On 15 October 2014, al-Nimr was sentenced to death by the Specialized Criminal Court for reportedly “seeking ‘foreign meddling’ in [Saudi Arabia], ‘disobeying’ its rulers and taking up arms against the security forces” and his brother, Mohammad al-Nimr, was arrested on the same day for tweeting information about the death sentence.
That was still not about to be it for AL-Nimr family. Today one young man, Ali Mohammed Al-Nimr, stands to be executed by Saudi Arabia for crimes he did not commit; on account his family dared defy the kingdom’s rule of silence. Arrested at the age of 16 by the Saudi Security Forces, Ali Mohammed Al-Nimr, nephew to prominent Shia cleric and activist Sheikh Nimr Al-Nimr was unlawfully arrested and tortured.
Ali Al-Nimr, born December 25, 1995, was a minor when the Saudi authorities arrested him for participating in a peaceful protest. He is now aged 19, and has also been sentenced to execution by beheading and crucifixion.
Ali was held in a juvenile prison and forced by torture to confess to crimes he did not commit. Furthermore, he was held incommunicado for 4 months and was denied legal representation. The teenager has now been moved to a maximum security prison where he is in solitary confinement. There, he awaits alone, knowing that his sentence could be carried out at any minute.
The UN Convention on the Rights of the Child (CRC) states:
“Article 37 States Parties shall ensure that:(a) No child shall be subjected to torture or other cruel, inhuman or degrading treatment or punishment. Neither capital punishment nor life imprisonment without possibility of release shall be imposed for offences committed by persons below eighteen years of age;

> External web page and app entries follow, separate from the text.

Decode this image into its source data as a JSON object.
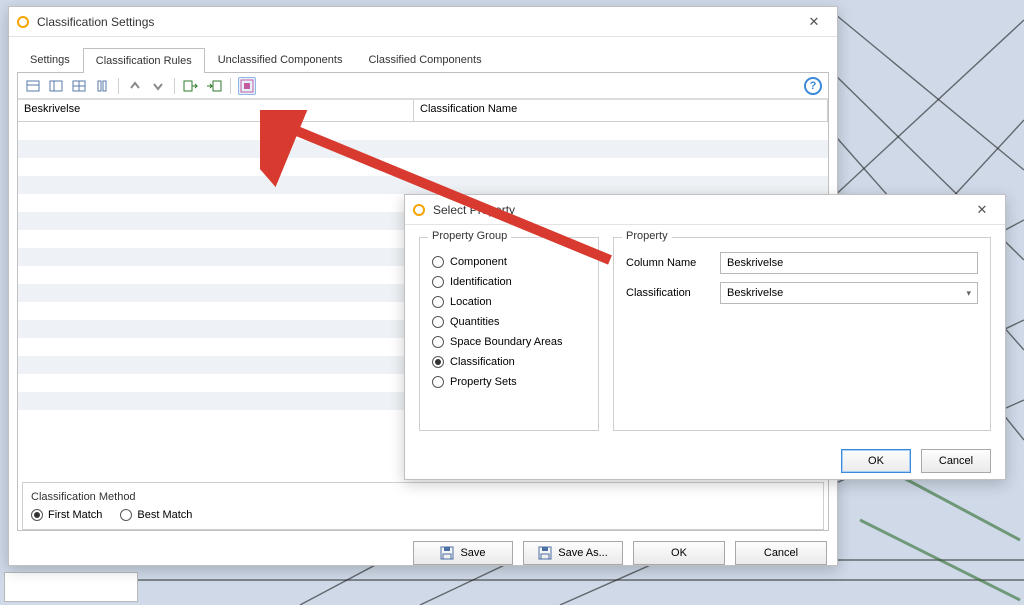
{
  "mainWindow": {
    "title": "Classification Settings",
    "tabs": {
      "settings": "Settings",
      "rules": "Classification Rules",
      "unclassified": "Unclassified Components",
      "classified": "Classified Components"
    },
    "table": {
      "col1": "Beskrivelse",
      "col2": "Classification Name"
    },
    "classificationMethod": {
      "label": "Classification Method",
      "first": "First Match",
      "best": "Best Match"
    },
    "buttons": {
      "save": "Save",
      "saveAs": "Save As...",
      "ok": "OK",
      "cancel": "Cancel"
    }
  },
  "popup": {
    "title": "Select Property",
    "group1": {
      "label": "Property Group",
      "options": {
        "component": "Component",
        "identification": "Identification",
        "location": "Location",
        "quantities": "Quantities",
        "sba": "Space Boundary Areas",
        "classification": "Classification",
        "psets": "Property Sets"
      }
    },
    "group2": {
      "label": "Property",
      "colName": "Column Name",
      "colVal": "Beskrivelse",
      "classLabel": "Classification",
      "classVal": "Beskrivelse"
    },
    "buttons": {
      "ok": "OK",
      "cancel": "Cancel"
    }
  },
  "chart_data": null
}
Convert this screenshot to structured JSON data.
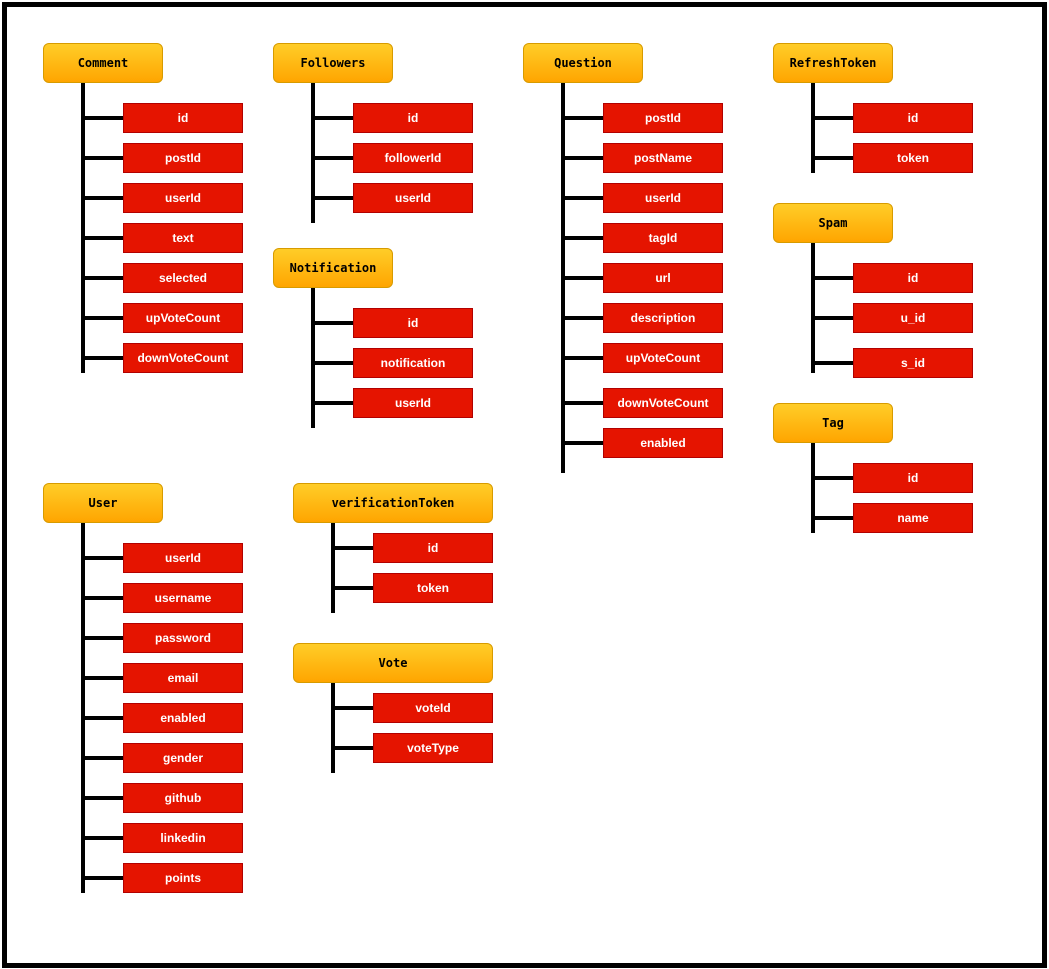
{
  "entities": [
    {
      "name": "Comment",
      "fields": [
        "id",
        "postId",
        "userId",
        "text",
        "selected",
        "upVoteCount",
        "downVoteCount"
      ]
    },
    {
      "name": "Followers",
      "fields": [
        "id",
        "followerId",
        "userId"
      ]
    },
    {
      "name": "Notification",
      "fields": [
        "id",
        "notification",
        "userId"
      ]
    },
    {
      "name": "Question",
      "fields": [
        "postId",
        "postName",
        "userId",
        "tagId",
        "url",
        "description",
        "upVoteCount",
        "downVoteCount",
        "enabled"
      ]
    },
    {
      "name": "RefreshToken",
      "fields": [
        "id",
        "token"
      ]
    },
    {
      "name": "Spam",
      "fields": [
        "id",
        "u_id",
        "s_id"
      ]
    },
    {
      "name": "Tag",
      "fields": [
        "id",
        "name"
      ]
    },
    {
      "name": "User",
      "fields": [
        "userId",
        "username",
        "password",
        "email",
        "enabled",
        "gender",
        "github",
        "linkedin",
        "points"
      ]
    },
    {
      "name": "verificationToken",
      "fields": [
        "id",
        "token"
      ]
    },
    {
      "name": "Vote",
      "fields": [
        "voteId",
        "voteType"
      ]
    }
  ],
  "colors": {
    "header_fill": "#ffc000",
    "field_fill": "#e51400",
    "connector": "#000000"
  }
}
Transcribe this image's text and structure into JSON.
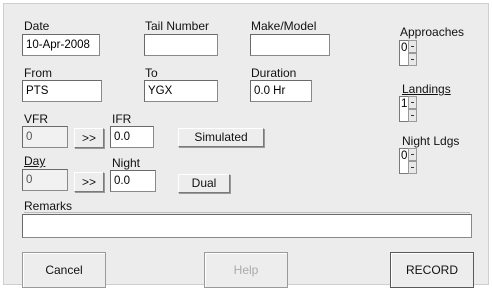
{
  "labels": {
    "date": "Date",
    "tail_number": "Tail Number",
    "make_model": "Make/Model",
    "approaches": "Approaches",
    "from": "From",
    "to": "To",
    "duration": "Duration",
    "landings": "Landings",
    "vfr": "VFR",
    "ifr": "IFR",
    "night_ldgs": "Night Ldgs",
    "day": "Day",
    "night": "Night",
    "remarks": "Remarks"
  },
  "fields": {
    "date": "10-Apr-2008",
    "tail_number": "",
    "make_model": "",
    "from": "PTS",
    "to": "YGX",
    "duration": "0.0 Hr",
    "vfr": "0",
    "ifr": "0.0",
    "day": "0",
    "night": "0.0",
    "approaches": "0",
    "landings": "1",
    "night_ldgs": "0",
    "remarks": ""
  },
  "buttons": {
    "vfr_transfer": ">>",
    "day_transfer": ">>",
    "simulated": "Simulated",
    "dual": "Dual",
    "cancel": "Cancel",
    "help": "Help",
    "record": "RECORD"
  }
}
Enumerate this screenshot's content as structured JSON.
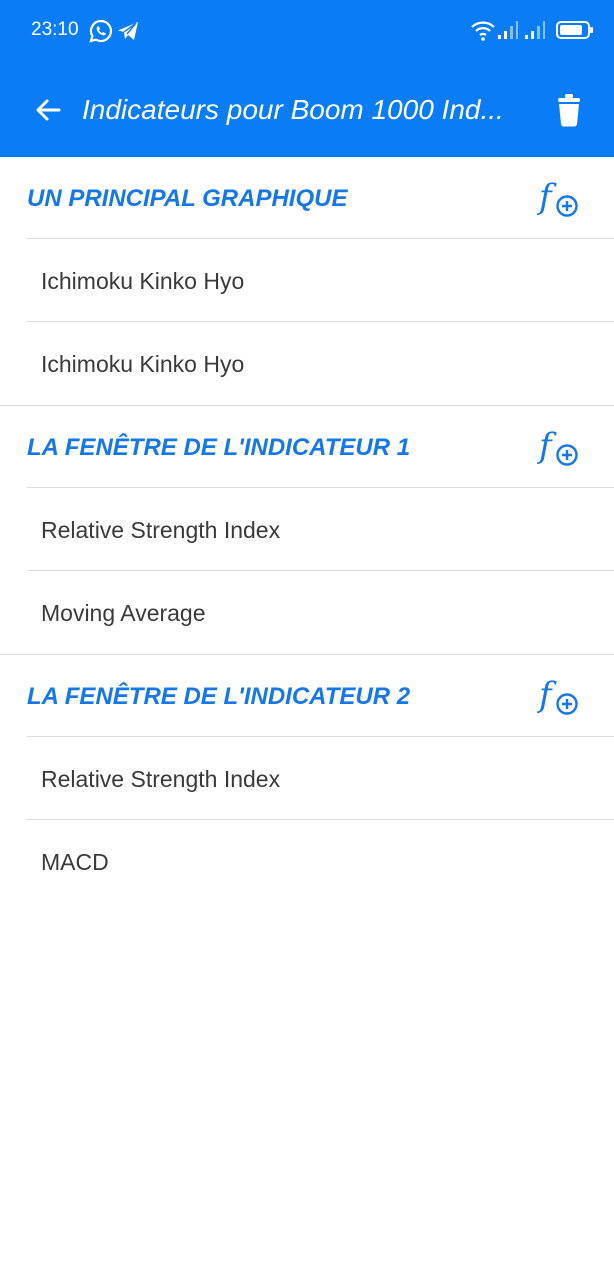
{
  "status_bar": {
    "time": "23:10",
    "icons": [
      "whatsapp-icon",
      "telegram-icon",
      "wifi-icon",
      "signal-icon",
      "signal-icon",
      "battery-icon"
    ]
  },
  "toolbar": {
    "title": "Indicateurs pour Boom 1000 Ind...",
    "back_icon": "arrow-left-icon",
    "delete_icon": "trash-icon",
    "color": "#0a7cf5"
  },
  "sections": [
    {
      "title": "UN PRINCIPAL GRAPHIQUE",
      "add_icon": "function-add-icon",
      "items": [
        "Ichimoku Kinko Hyo",
        "Ichimoku Kinko Hyo"
      ]
    },
    {
      "title": "LA FENÊTRE DE L'INDICATEUR 1",
      "add_icon": "function-add-icon",
      "items": [
        "Relative Strength Index",
        "Moving Average"
      ]
    },
    {
      "title": "LA FENÊTRE DE L'INDICATEUR 2",
      "add_icon": "function-add-icon",
      "items": [
        "Relative Strength Index",
        "MACD"
      ]
    }
  ],
  "accent_color": "#1677e8"
}
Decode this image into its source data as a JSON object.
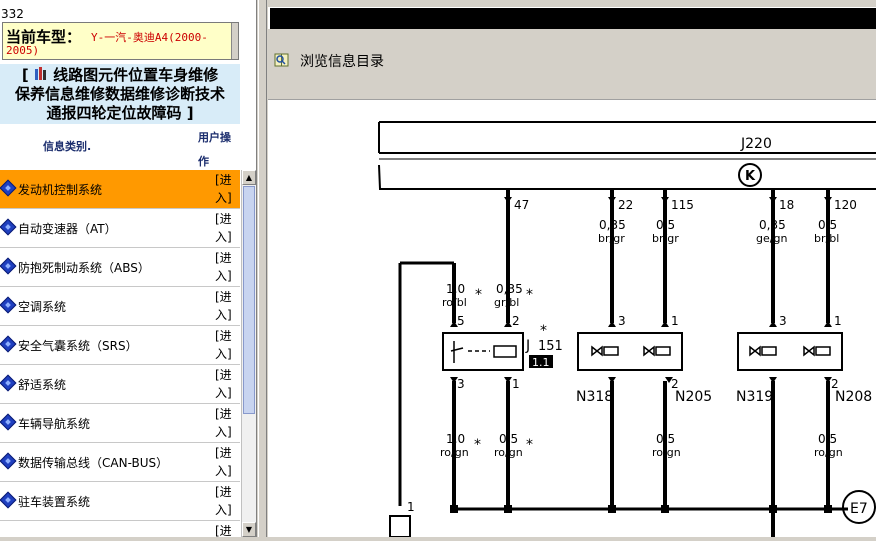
{
  "left_panel": {
    "top_number": "332",
    "car_label": "当前车型：",
    "car_value_line1": "Y-一汽-奥迪A4(2000-",
    "car_value_line2": "2005)",
    "nav_links_line1": "线路图元件位置车身维修",
    "nav_links_line2": "保养信息维修数据维修诊断技术",
    "nav_links_line3": "通报四轮定位故障码",
    "bracket_open": "[",
    "bracket_close": "]",
    "table_header": {
      "category": "信息类别.",
      "action_line1": "用户操",
      "action_line2": "作"
    },
    "enter_line1": "[进",
    "enter_line2": "入]",
    "rows": [
      {
        "label": "发动机控制系统",
        "active": true
      },
      {
        "label": "自动变速器（AT）",
        "active": false
      },
      {
        "label": "防抱死制动系统（ABS）",
        "active": false
      },
      {
        "label": "空调系统",
        "active": false
      },
      {
        "label": "安全气囊系统（SRS）",
        "active": false
      },
      {
        "label": "舒适系统",
        "active": false
      },
      {
        "label": "车辆导航系统",
        "active": false
      },
      {
        "label": "数据传输总线（CAN-BUS）",
        "active": false
      },
      {
        "label": "驻车装置系统",
        "active": false
      },
      {
        "label": "",
        "active": false
      }
    ],
    "colors": {
      "active_row": "#ff9900",
      "car_value": "#cc0000",
      "nav_bg": "#d8ecf8"
    }
  },
  "right_panel": {
    "browse_label": "浏览信息目录",
    "browse_icon": "magnifier-book-icon"
  },
  "diagram": {
    "labels": {
      "j220": "J220",
      "k": "K",
      "p47": "47",
      "p22": "22",
      "p115": "115",
      "p18": "18",
      "p120": "120",
      "w1a": "0,35",
      "w1b": "br/gr",
      "w2a": "0,5",
      "w2b": "br/gr",
      "w3a": "0,35",
      "w3b": "ge/gn",
      "w4a": "0,5",
      "w4b": "br/bl",
      "w5a": "1,0",
      "w5b": "ro/bl",
      "w6a": "0,35",
      "w6b": "gr/bl",
      "star": "*",
      "p5": "5",
      "p2": "2",
      "p3a": "3",
      "p1a": "1",
      "p3b": "3",
      "p1b": "1",
      "j151": "J",
      "j151b": "151",
      "j151c": "1.1",
      "p3c": "3",
      "p1c": "1",
      "p2a": "2",
      "p2b": "2",
      "n318": "N318",
      "n205": "N205",
      "n319": "N319",
      "n208": "N208",
      "w7a": "1,0",
      "w7b": "ro/gn",
      "w8a": "0,5",
      "w8b": "ro/gn",
      "w9a": "0,5",
      "w9b": "ro/gn",
      "w10a": "0,5",
      "w10b": "ro/gn",
      "e7": "E7",
      "p1d": "1"
    }
  }
}
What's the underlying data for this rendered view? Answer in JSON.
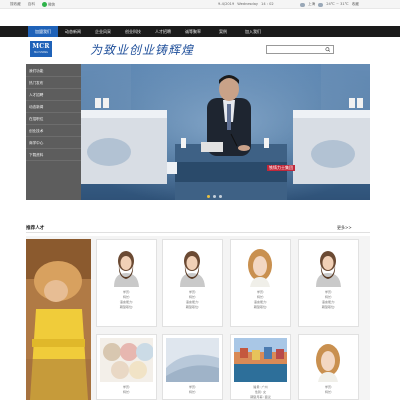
{
  "topbar": {
    "left_links": [
      "搜收藏",
      "百科",
      "微信"
    ],
    "wechat_label": "微信",
    "date": "9-4/2019",
    "weekday": "Wednesday",
    "time": "14 : 02",
    "weather_city": "上海",
    "weather_temp": "24℃ ~ 31℃",
    "weather_link": "收藏"
  },
  "nav": {
    "items": [
      "加盟我们",
      "动态新闻",
      "企业风采",
      "创业科技",
      "人才招聘",
      "诚等聚率",
      "案例",
      "加入我们"
    ]
  },
  "header": {
    "logo_text": "MCR",
    "logo_sub": "MAI SHANG",
    "slogan": "为致业创业铸辉煌",
    "search_placeholder": ""
  },
  "side_menu": {
    "items": [
      "我们功能",
      "热门发布",
      "人才招聘",
      "动态新闻",
      "在招职位",
      "创业技术",
      "商学中心",
      "下载资料"
    ]
  },
  "banner": {
    "caption": "铁铸力士集团",
    "slides": 3,
    "active": 0
  },
  "talent": {
    "title": "推荐人才",
    "more": "更多>>",
    "fields": [
      "学历:",
      "特长:",
      "语言能力:",
      "期望职位:"
    ],
    "short_fields": [
      "学历:",
      "特长:"
    ],
    "row3_fields": [
      "籍贯: 广州",
      "性别: 女",
      "期望月薪: 面议",
      "期望职位: 面议"
    ]
  }
}
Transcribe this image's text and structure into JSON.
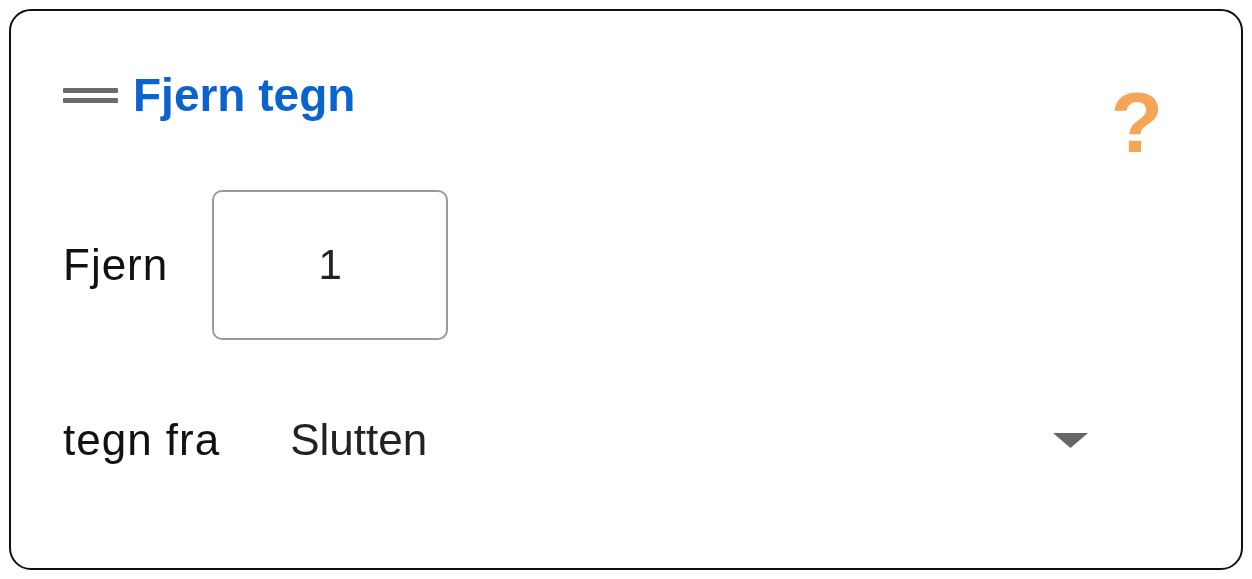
{
  "block": {
    "title": "Fjern tegn",
    "help": "?",
    "rows": [
      {
        "kind": "number",
        "label": "Fjern",
        "value": "1"
      },
      {
        "kind": "dropdown",
        "label": "tegn fra",
        "value": "Slutten"
      }
    ]
  }
}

(b) No child shall be deprived of his or her liberty unlawfully or arbitrarily. The arrest, detention or imprisonment of a child shall be in conformity with the law and shall be used only as a measure of last resort and for the shortest appropriate period of time;
(c) Every child deprived of liberty shall be treated with humanity and respect for the inherent dignity of the human person, and in a manner which takes into account the needs of persons of his or her age. In particular, every child deprived of liberty shall be separated from adults unless it is considered in the child’s best interest not to do so and shall have the right to maintain contact with his or her family through correspondence and visits, save in exceptional circumstances;
(d) Every child deprived of his or her liberty shall have the right to prompt access to legal and other appropriate assistance, as well as the right to challenge the legality of the deprivation of his or her liberty before a court or other competent, independent and impartial authority, and to a prompt decision on any such action.”
Presenting all of the above does not begin to contemplate the horror and constant apprehension Ali’s mother and father must be feeling. Yet with all the facts stated and the human rights articles detailed by the UN, the unfair acts of the rulers of Saudi Arabia are still condoned by the international community. Better yet, and for the irony of it, the United Nations handed Saudi Arabia a key human rights role in September 2015, even though the Kingdom has “arguably the worst record in the world” on freedoms for women, minorities and dissidents. Such an appointment and recognition by the UN is nothing short than scandalous and means that “oil trumps human rights”.
Will the world leaders ever acknowledge the crimes of Al Saud now that they have come to a point to sentence this innocent boy to a fate so cruel, and so downright ferocious? I am afraid I have to say…I beg to differ!